SUPPLIED RECORDS section start

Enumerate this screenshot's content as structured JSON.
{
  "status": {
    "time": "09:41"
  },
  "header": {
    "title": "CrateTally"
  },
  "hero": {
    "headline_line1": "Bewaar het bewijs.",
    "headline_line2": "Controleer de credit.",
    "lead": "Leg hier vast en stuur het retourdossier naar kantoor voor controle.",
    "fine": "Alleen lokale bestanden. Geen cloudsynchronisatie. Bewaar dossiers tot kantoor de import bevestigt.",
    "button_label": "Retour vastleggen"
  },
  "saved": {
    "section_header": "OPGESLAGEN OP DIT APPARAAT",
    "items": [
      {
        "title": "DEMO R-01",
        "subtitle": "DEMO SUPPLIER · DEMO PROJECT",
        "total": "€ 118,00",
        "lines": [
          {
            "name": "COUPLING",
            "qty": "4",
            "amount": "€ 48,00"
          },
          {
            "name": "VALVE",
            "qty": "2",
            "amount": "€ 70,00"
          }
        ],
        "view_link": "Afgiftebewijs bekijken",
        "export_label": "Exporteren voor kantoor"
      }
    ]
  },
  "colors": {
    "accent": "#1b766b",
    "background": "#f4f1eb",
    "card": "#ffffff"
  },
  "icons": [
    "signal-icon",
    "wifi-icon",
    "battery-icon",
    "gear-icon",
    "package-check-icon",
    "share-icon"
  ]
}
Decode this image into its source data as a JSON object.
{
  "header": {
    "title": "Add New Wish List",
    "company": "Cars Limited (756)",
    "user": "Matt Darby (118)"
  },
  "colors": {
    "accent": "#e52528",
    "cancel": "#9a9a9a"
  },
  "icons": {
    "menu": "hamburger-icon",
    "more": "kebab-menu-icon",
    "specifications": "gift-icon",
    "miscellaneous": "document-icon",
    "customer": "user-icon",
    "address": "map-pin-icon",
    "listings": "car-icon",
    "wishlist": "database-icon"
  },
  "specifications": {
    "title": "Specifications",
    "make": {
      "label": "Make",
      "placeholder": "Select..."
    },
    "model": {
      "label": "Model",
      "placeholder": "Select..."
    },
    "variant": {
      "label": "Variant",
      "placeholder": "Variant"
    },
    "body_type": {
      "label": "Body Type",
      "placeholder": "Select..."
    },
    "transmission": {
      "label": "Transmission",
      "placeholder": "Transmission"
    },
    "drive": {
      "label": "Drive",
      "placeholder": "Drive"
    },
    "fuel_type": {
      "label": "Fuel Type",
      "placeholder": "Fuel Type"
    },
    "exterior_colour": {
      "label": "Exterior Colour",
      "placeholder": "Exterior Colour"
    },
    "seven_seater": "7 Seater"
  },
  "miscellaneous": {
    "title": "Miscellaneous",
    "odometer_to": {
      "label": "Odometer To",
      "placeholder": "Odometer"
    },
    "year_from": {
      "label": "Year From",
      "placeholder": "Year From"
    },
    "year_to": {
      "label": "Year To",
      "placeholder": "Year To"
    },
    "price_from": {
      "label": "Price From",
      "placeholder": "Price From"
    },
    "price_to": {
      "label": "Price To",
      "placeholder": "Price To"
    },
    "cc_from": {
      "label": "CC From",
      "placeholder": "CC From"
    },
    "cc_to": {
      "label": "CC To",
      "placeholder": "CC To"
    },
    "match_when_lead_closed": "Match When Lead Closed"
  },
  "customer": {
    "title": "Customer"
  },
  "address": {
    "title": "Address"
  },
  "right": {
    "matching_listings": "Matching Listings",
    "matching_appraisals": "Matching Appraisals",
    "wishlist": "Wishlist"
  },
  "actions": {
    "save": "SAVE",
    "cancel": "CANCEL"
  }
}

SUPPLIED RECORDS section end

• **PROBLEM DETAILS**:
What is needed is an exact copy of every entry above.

• **SOLUTION FOR THIS PROBLEM**:
Enumerate this screenshot's content as structured JSON.
{
  "status": {
    "time": "09:41"
  },
  "header": {
    "title": "CrateTally"
  },
  "hero": {
    "headline_line1": "Bewaar het bewijs.",
    "headline_line2": "Controleer de credit.",
    "lead": "Leg hier vast en stuur het retourdossier naar kantoor voor controle.",
    "fine": "Alleen lokale bestanden. Geen cloudsynchronisatie. Bewaar dossiers tot kantoor de import bevestigt.",
    "button_label": "Retour vastleggen"
  },
  "saved": {
    "section_header": "OPGESLAGEN OP DIT APPARAAT",
    "items": [
      {
        "title": "DEMO R-01",
        "subtitle": "DEMO SUPPLIER · DEMO PROJECT",
        "total": "€ 118,00",
        "lines": [
          {
            "name": "COUPLING",
            "qty": "4",
            "amount": "€ 48,00"
          },
          {
            "name": "VALVE",
            "qty": "2",
            "amount": "€ 70,00"
          }
        ],
        "view_link": "Afgiftebewijs bekijken",
        "export_label": "Exporteren voor kantoor"
      }
    ]
  },
  "colors": {
    "accent": "#1b766b",
    "background": "#f4f1eb",
    "card": "#ffffff"
  },
  "icons": [
    "signal-icon",
    "wifi-icon",
    "battery-icon",
    "gear-icon",
    "package-check-icon",
    "share-icon"
  ]
}
Decode this image into its source data as a JSON object.
{
  "header": {
    "title": "Add New Wish List",
    "company": "Cars Limited (756)",
    "user": "Matt Darby (118)"
  },
  "colors": {
    "accent": "#e52528",
    "cancel": "#9a9a9a"
  },
  "icons": {
    "menu": "hamburger-icon",
    "more": "kebab-menu-icon",
    "specifications": "gift-icon",
    "miscellaneous": "document-icon",
    "customer": "user-icon",
    "address": "map-pin-icon",
    "listings": "car-icon",
    "wishlist": "database-icon"
  },
  "specifications": {
    "title": "Specifications",
    "make": {
      "label": "Make",
      "placeholder": "Select..."
    },
    "model": {
      "label": "Model",
      "placeholder": "Select..."
    },
    "variant": {
      "label": "Variant",
      "placeholder": "Variant"
    },
    "body_type": {
      "label": "Body Type",
      "placeholder": "Select..."
    },
    "transmission": {
      "label": "Transmission",
      "placeholder": "Transmission"
    },
    "drive": {
      "label": "Drive",
      "placeholder": "Drive"
    },
    "fuel_type": {
      "label": "Fuel Type",
      "placeholder": "Fuel Type"
    },
    "exterior_colour": {
      "label": "Exterior Colour",
      "placeholder": "Exterior Colour"
    },
    "seven_seater": "7 Seater"
  },
  "miscellaneous": {
    "title": "Miscellaneous",
    "odometer_to": {
      "label": "Odometer To",
      "placeholder": "Odometer"
    },
    "year_from": {
      "label": "Year From",
      "placeholder": "Year From"
    },
    "year_to": {
      "label": "Year To",
      "placeholder": "Year To"
    },
    "price_from": {
      "label": "Price From",
      "placeholder": "Price From"
    },
    "price_to": {
      "label": "Price To",
      "placeholder": "Price To"
    },
    "cc_from": {
      "label": "CC From",
      "placeholder": "CC From"
    },
    "cc_to": {
      "label": "CC To",
      "placeholder": "CC To"
    },
    "match_when_lead_closed": "Match When Lead Closed"
  },
  "customer": {
    "title": "Customer"
  },
  "address": {
    "title": "Address"
  },
  "right": {
    "matching_listings": "Matching Listings",
    "matching_appraisals": "Matching Appraisals",
    "wishlist": "Wishlist"
  },
  "actions": {
    "save": "SAVE",
    "cancel": "CANCEL"
  }
}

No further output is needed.